From the standpoint of the arts generally, this is hardly news. For decades symphony orchestras have had to cope with a shift away from subscriptions towards single tickets sales. Opera companies use sexier marketing and rely less on social cachet; museums entice young adults with music and mingling in the galleries on weekend nights. Arts institutions have generally recognized for a while now that they can’t rely on the habitual support of a traditional audience any more.
In the Jewish world this is framed less as a question of ticket sales than of the weakening ties between Jews and their communities, and in fact the session’s title was “Affiliation 2.0.” That approach confuses two rather different things: how Jews consume culture, and how they connect with Jewish institutions. A landmark study commissioned by Richard Siegel in 2004, when he headed the National Foundation for Jewish Culture, ultimately found that many young Jewish adults are “engaged but unaffiliated.” In other words, they do attend arts events, but they’re not formally involved with the Jewish community.
What’s more, Ari Y. Kelman, co-author of that study, reported that subsequent research has found the dichotomy between “inside” and “outside” is artificial. Jumpstart’s, Shawn Landres made a similar observation about blurred boundaries, external and internal. People move back and forth, often identifying strongly with being Jewish while being actively engaged in the larger world.
That observation was brought home when Peter Stein of the San Francisco Jewish Film Festival , speaking on a different panel at the Los Angeles conference, offered three remarkable statistics. Seventy percent of his audience members identify as Jewish; for half of those, the only Jewish thing they do all year is attend the Festival. Yet 90% of them say that Jewishness is very important to them. In an era of à-la-carte choices, Jewishness and Jewish affiliation are becoming two very different things.
JDub’s Jamie Waldman, speaking on the Affiliation 2.0 panel, pointed to the millions of people reached by the record label’s recordings and events. These “moments of community,” as JDub has called them, epitomize this new reality of engagement that is independent of any affiliation.
The long-standing idea of promoting affiliation makes sense as a fund-raising strategy because people are likelier to donate to a cause or organization that inspires their loyalty and commitment. At the same time, individuals now construct their Jewish identities around many things, and affiliation is much less important in that context than it used to be. Experiences with the arts and with Israel have a powerful impact too – in fact, as the San Francisco Film Festival illustrates, those experiences can be much more influential in shaping Jewishness than appeals to communal responsibilities.

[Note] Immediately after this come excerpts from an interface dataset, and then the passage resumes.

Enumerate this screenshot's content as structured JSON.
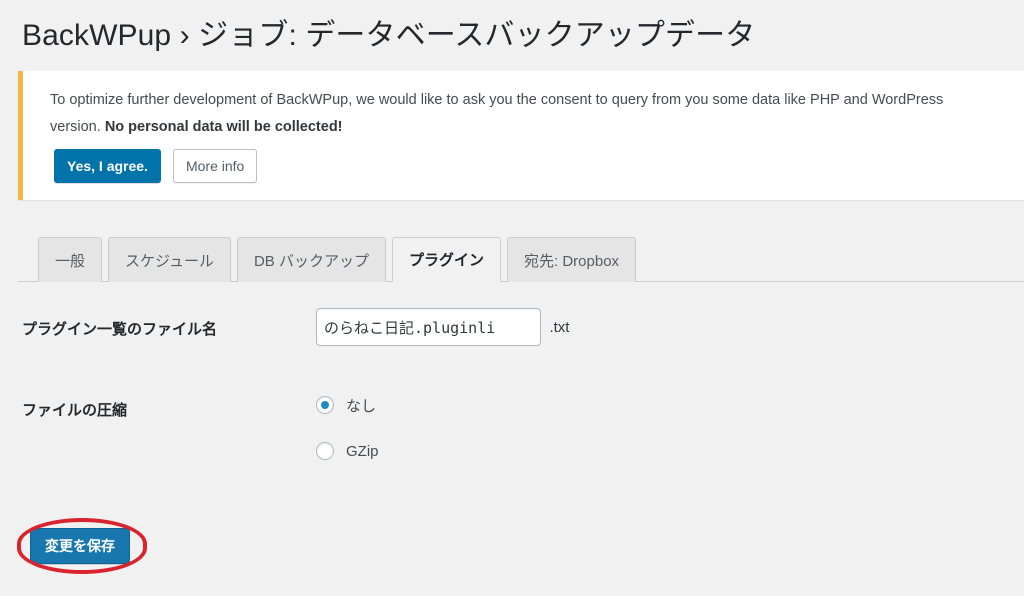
{
  "page": {
    "title": "BackWPup › ジョブ: データベースバックアップデータ"
  },
  "notice": {
    "text_part1": "To optimize further development of BackWPup, we would like to ask you the consent to query from you some data like PHP and WordPress version. ",
    "text_bold": "No personal data will be collected!",
    "agree_label": "Yes, I agree.",
    "more_info_label": "More info",
    "accent_color": "#f0b849",
    "primary_color": "#0073aa"
  },
  "tabs": [
    {
      "label": "一般",
      "active": false
    },
    {
      "label": "スケジュール",
      "active": false
    },
    {
      "label": "DB バックアップ",
      "active": false
    },
    {
      "label": "プラグイン",
      "active": true
    },
    {
      "label": "宛先: Dropbox",
      "active": false
    }
  ],
  "form": {
    "filename_row": {
      "label": "プラグイン一覧のファイル名",
      "value": "のらねこ日記.pluginli",
      "placeholder": "",
      "suffix": ".txt"
    },
    "compression_row": {
      "label": "ファイルの圧縮",
      "options": [
        {
          "label": "なし",
          "checked": true
        },
        {
          "label": "GZip",
          "checked": false
        }
      ],
      "selected_color": "#1e8cbe"
    }
  },
  "footer": {
    "save_label": "変更を保存",
    "save_color": "#1877ae",
    "annotation_color": "#d9232e"
  }
}
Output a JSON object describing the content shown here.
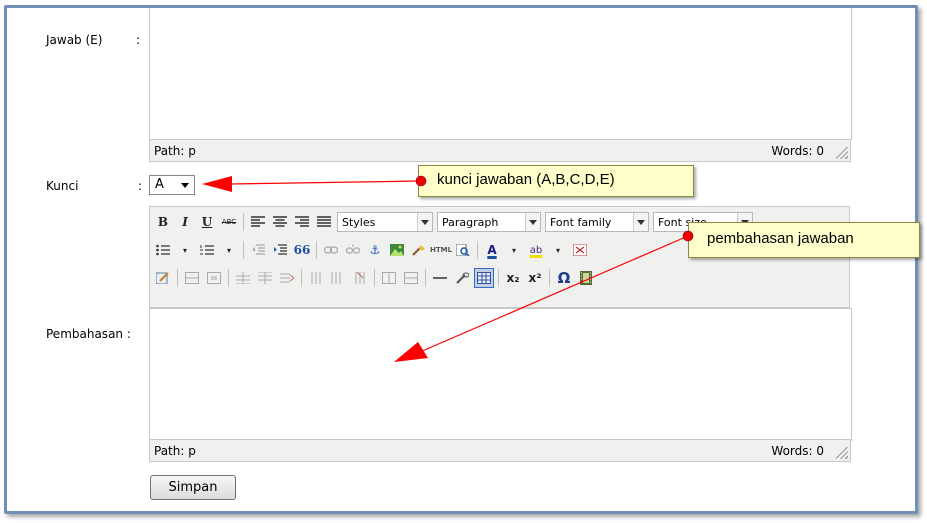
{
  "form": {
    "jawab_e_label": "Jawab (E)",
    "colon": ":",
    "kunci_label": "Kunci",
    "kunci_colon": ":",
    "kunci_value": "A",
    "pembahasan_label": "Pembahasan :",
    "submit_label": "Simpan"
  },
  "editor_top": {
    "path": "Path: p",
    "words": "Words: 0"
  },
  "editor_bottom": {
    "path": "Path: p",
    "words": "Words: 0"
  },
  "toolbar": {
    "row1": {
      "bold": "B",
      "italic": "I",
      "underline": "U",
      "strike": "ABC",
      "styles": "Styles",
      "paragraph": "Paragraph",
      "font_family": "Font family",
      "font_size": "Font size"
    },
    "row2": {
      "blockquote": "66",
      "html": "HTML",
      "text_color": "A",
      "bg_color": "ab"
    },
    "row3": {
      "subscript": "x₂",
      "superscript": "x²",
      "omega": "Ω"
    }
  },
  "callouts": {
    "kunci": "kunci jawaban (A,B,C,D,E)",
    "pembahasan": "pembahasan jawaban"
  },
  "colors": {
    "frame": "#6f8fb7",
    "toolbar_bg": "#f0f0ee",
    "callout_bg": "#ffffcc",
    "arrow": "#ff0000"
  }
}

It’s time to recognize that the value of Jewish culture is not that it promotes affiliation, but rather that it reinforces a broader and more enduring sense of commonality with the Jewish people. Encounters with Jewish creativity are defining events in and of themselves. To see them as a means to something else is to misunderstand how a culture shapes, and is shaped by, the people from which it emerges.
Bob Goldfarb is president of the Center for Jewish Culture and Creativity, based in Los Angeles and Jerusalem, and is a regular contributor to eJewishPhilanthropy.